**Exercise brief:** A faithful copy of the whole listing is required.

**Record set:**
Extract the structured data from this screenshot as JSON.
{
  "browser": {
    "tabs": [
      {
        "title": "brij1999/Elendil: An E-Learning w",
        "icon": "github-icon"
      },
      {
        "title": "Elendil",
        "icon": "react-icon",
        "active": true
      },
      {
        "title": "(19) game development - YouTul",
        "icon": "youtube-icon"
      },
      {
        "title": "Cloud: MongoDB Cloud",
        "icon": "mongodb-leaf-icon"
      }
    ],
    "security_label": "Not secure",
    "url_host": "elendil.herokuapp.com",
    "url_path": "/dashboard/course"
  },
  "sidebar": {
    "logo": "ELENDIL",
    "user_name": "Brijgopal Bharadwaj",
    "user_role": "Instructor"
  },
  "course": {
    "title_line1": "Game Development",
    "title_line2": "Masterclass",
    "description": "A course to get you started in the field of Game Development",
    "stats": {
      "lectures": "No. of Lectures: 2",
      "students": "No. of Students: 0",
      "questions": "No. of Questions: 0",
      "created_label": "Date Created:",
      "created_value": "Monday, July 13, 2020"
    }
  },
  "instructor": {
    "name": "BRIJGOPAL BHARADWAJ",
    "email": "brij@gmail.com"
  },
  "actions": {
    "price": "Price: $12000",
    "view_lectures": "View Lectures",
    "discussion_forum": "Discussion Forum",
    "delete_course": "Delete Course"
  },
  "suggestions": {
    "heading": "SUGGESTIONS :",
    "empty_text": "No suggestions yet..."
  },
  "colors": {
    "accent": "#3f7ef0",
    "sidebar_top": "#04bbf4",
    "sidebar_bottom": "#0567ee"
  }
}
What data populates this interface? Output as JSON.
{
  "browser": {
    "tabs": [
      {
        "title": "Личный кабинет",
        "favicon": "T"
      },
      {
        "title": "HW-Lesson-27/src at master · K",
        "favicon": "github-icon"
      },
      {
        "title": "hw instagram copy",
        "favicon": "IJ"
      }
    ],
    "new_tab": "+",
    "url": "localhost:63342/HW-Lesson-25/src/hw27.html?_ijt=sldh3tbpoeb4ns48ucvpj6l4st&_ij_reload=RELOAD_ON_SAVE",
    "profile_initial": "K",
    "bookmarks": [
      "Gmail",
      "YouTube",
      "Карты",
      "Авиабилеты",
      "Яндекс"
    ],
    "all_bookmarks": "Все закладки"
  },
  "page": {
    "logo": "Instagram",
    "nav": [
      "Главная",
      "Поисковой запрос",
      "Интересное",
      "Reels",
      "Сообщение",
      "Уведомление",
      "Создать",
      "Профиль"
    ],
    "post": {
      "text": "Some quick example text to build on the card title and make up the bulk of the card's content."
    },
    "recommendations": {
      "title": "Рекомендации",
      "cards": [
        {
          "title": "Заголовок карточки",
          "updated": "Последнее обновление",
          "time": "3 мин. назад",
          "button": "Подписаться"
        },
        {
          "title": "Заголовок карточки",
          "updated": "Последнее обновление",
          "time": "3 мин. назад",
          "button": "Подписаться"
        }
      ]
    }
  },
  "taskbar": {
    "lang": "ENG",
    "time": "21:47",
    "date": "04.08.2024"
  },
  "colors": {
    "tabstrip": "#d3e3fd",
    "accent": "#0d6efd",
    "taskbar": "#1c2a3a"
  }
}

**Exercise response:**
Extract the structured data from this screenshot as JSON.
{
  "browser": {
    "tabs": [
      {
        "title": "brij1999/Elendil: An E-Learning w",
        "icon": "github-icon"
      },
      {
        "title": "Elendil",
        "icon": "react-icon",
        "active": true
      },
      {
        "title": "(19) game development - YouTul",
        "icon": "youtube-icon"
      },
      {
        "title": "Cloud: MongoDB Cloud",
        "icon": "mongodb-leaf-icon"
      }
    ],
    "security_label": "Not secure",
    "url_host": "elendil.herokuapp.com",
    "url_path": "/dashboard/course"
  },
  "sidebar": {
    "logo": "ELENDIL",
    "user_name": "Brijgopal Bharadwaj",
    "user_role": "Instructor"
  },
  "course": {
    "title_line1": "Game Development",
    "title_line2": "Masterclass",
    "description": "A course to get you started in the field of Game Development",
    "stats": {
      "lectures": "No. of Lectures: 2",
      "students": "No. of Students: 0",
      "questions": "No. of Questions: 0",
      "created_label": "Date Created:",
      "created_value": "Monday, July 13, 2020"
    }
  },
  "instructor": {
    "name": "BRIJGOPAL BHARADWAJ",
    "email": "brij@gmail.com"
  },
  "actions": {
    "price": "Price: $12000",
    "view_lectures": "View Lectures",
    "discussion_forum": "Discussion Forum",
    "delete_course": "Delete Course"
  },
  "suggestions": {
    "heading": "SUGGESTIONS :",
    "empty_text": "No suggestions yet..."
  },
  "colors": {
    "accent": "#3f7ef0",
    "sidebar_top": "#04bbf4",
    "sidebar_bottom": "#0567ee"
  }
}
What data populates this interface? Output as JSON.
{
  "browser": {
    "tabs": [
      {
        "title": "Личный кабинет",
        "favicon": "T"
      },
      {
        "title": "HW-Lesson-27/src at master · K",
        "favicon": "github-icon"
      },
      {
        "title": "hw instagram copy",
        "favicon": "IJ"
      }
    ],
    "new_tab": "+",
    "url": "localhost:63342/HW-Lesson-25/src/hw27.html?_ijt=sldh3tbpoeb4ns48ucvpj6l4st&_ij_reload=RELOAD_ON_SAVE",
    "profile_initial": "K",
    "bookmarks": [
      "Gmail",
      "YouTube",
      "Карты",
      "Авиабилеты",
      "Яндекс"
    ],
    "all_bookmarks": "Все закладки"
  },
  "page": {
    "logo": "Instagram",
    "nav": [
      "Главная",
      "Поисковой запрос",
      "Интересное",
      "Reels",
      "Сообщение",
      "Уведомление",
      "Создать",
      "Профиль"
    ],
    "post": {
      "text": "Some quick example text to build on the card title and make up the bulk of the card's content."
    },
    "recommendations": {
      "title": "Рекомендации",
      "cards": [
        {
          "title": "Заголовок карточки",
          "updated": "Последнее обновление",
          "time": "3 мин. назад",
          "button": "Подписаться"
        },
        {
          "title": "Заголовок карточки",
          "updated": "Последнее обновление",
          "time": "3 мин. назад",
          "button": "Подписаться"
        }
      ]
    }
  },
  "taskbar": {
    "lang": "ENG",
    "time": "21:47",
    "date": "04.08.2024"
  },
  "colors": {
    "tabstrip": "#d3e3fd",
    "accent": "#0d6efd",
    "taskbar": "#1c2a3a"
  }
}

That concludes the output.